• [Data provided]
————

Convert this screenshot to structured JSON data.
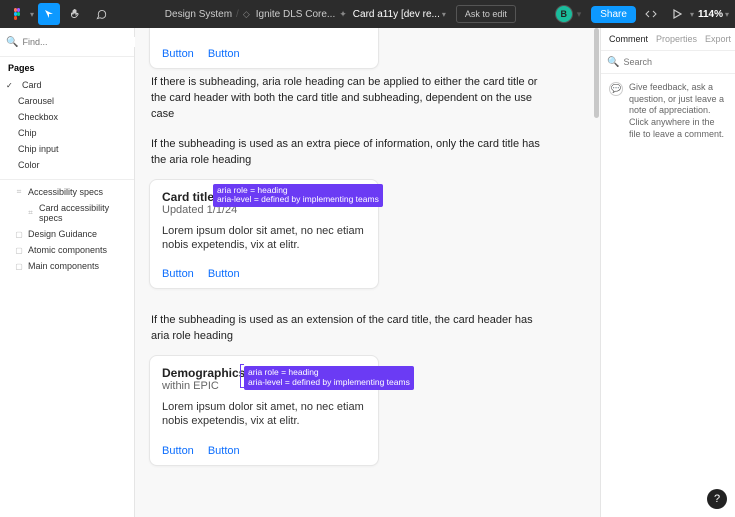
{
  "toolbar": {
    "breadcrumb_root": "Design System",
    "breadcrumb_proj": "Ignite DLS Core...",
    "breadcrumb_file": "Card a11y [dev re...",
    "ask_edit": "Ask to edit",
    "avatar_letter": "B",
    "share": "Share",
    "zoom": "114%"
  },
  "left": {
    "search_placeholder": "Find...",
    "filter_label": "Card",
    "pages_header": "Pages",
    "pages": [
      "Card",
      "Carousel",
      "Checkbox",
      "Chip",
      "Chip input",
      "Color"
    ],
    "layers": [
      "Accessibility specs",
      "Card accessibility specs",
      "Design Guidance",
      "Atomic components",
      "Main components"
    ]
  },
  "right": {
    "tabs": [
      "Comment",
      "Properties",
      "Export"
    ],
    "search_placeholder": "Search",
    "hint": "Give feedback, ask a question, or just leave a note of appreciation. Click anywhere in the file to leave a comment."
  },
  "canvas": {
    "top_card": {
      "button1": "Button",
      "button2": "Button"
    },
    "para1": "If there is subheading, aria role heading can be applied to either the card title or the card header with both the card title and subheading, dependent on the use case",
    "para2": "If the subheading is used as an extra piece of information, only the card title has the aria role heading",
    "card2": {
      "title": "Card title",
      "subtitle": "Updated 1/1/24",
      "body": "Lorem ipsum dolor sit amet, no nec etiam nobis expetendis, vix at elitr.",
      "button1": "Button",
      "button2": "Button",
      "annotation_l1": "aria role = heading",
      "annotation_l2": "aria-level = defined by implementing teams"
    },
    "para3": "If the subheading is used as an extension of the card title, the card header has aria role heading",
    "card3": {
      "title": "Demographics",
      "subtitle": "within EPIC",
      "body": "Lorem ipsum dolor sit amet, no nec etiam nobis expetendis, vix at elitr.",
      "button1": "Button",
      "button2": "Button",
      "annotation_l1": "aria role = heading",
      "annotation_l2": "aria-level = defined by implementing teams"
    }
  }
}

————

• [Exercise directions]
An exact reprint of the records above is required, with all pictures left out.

• [Task output]
Convert this screenshot to structured JSON data.
{
  "toolbar": {
    "breadcrumb_root": "Design System",
    "breadcrumb_proj": "Ignite DLS Core...",
    "breadcrumb_file": "Card a11y [dev re...",
    "ask_edit": "Ask to edit",
    "avatar_letter": "B",
    "share": "Share",
    "zoom": "114%"
  },
  "left": {
    "search_placeholder": "Find...",
    "filter_label": "Card",
    "pages_header": "Pages",
    "pages": [
      "Card",
      "Carousel",
      "Checkbox",
      "Chip",
      "Chip input",
      "Color"
    ],
    "layers": [
      "Accessibility specs",
      "Card accessibility specs",
      "Design Guidance",
      "Atomic components",
      "Main components"
    ]
  },
  "right": {
    "tabs": [
      "Comment",
      "Properties",
      "Export"
    ],
    "search_placeholder": "Search",
    "hint": "Give feedback, ask a question, or just leave a note of appreciation. Click anywhere in the file to leave a comment."
  },
  "canvas": {
    "top_card": {
      "button1": "Button",
      "button2": "Button"
    },
    "para1": "If there is subheading, aria role heading can be applied to either the card title or the card header with both the card title and subheading, dependent on the use case",
    "para2": "If the subheading is used as an extra piece of information, only the card title has the aria role heading",
    "card2": {
      "title": "Card title",
      "subtitle": "Updated 1/1/24",
      "body": "Lorem ipsum dolor sit amet, no nec etiam nobis expetendis, vix at elitr.",
      "button1": "Button",
      "button2": "Button",
      "annotation_l1": "aria role = heading",
      "annotation_l2": "aria-level = defined by implementing teams"
    },
    "para3": "If the subheading is used as an extension of the card title, the card header has aria role heading",
    "card3": {
      "title": "Demographics",
      "subtitle": "within EPIC",
      "body": "Lorem ipsum dolor sit amet, no nec etiam nobis expetendis, vix at elitr.",
      "button1": "Button",
      "button2": "Button",
      "annotation_l1": "aria role = heading",
      "annotation_l2": "aria-level = defined by implementing teams"
    }
  }
}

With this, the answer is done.